[App and web page records]
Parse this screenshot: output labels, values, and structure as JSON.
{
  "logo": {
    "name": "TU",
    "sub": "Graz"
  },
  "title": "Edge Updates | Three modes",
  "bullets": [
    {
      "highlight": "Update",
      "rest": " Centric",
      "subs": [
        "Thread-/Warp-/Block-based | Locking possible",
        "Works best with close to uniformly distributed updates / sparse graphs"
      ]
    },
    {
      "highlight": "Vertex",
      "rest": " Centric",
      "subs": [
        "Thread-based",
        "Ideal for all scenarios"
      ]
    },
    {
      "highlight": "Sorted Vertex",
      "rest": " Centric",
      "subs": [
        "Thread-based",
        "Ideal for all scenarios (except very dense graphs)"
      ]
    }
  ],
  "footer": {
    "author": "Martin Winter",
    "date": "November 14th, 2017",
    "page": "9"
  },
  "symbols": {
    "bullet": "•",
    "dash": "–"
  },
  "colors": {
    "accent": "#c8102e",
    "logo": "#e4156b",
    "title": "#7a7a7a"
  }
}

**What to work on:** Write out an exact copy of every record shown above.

**Task solution:**
Parse this screenshot: output labels, values, and structure as JSON.
{
  "logo": {
    "name": "TU",
    "sub": "Graz"
  },
  "title": "Edge Updates | Three modes",
  "bullets": [
    {
      "highlight": "Update",
      "rest": " Centric",
      "subs": [
        "Thread-/Warp-/Block-based | Locking possible",
        "Works best with close to uniformly distributed updates / sparse graphs"
      ]
    },
    {
      "highlight": "Vertex",
      "rest": " Centric",
      "subs": [
        "Thread-based",
        "Ideal for all scenarios"
      ]
    },
    {
      "highlight": "Sorted Vertex",
      "rest": " Centric",
      "subs": [
        "Thread-based",
        "Ideal for all scenarios (except very dense graphs)"
      ]
    }
  ],
  "footer": {
    "author": "Martin Winter",
    "date": "November 14th, 2017",
    "page": "9"
  },
  "symbols": {
    "bullet": "•",
    "dash": "–"
  },
  "colors": {
    "accent": "#c8102e",
    "logo": "#e4156b",
    "title": "#7a7a7a"
  }
}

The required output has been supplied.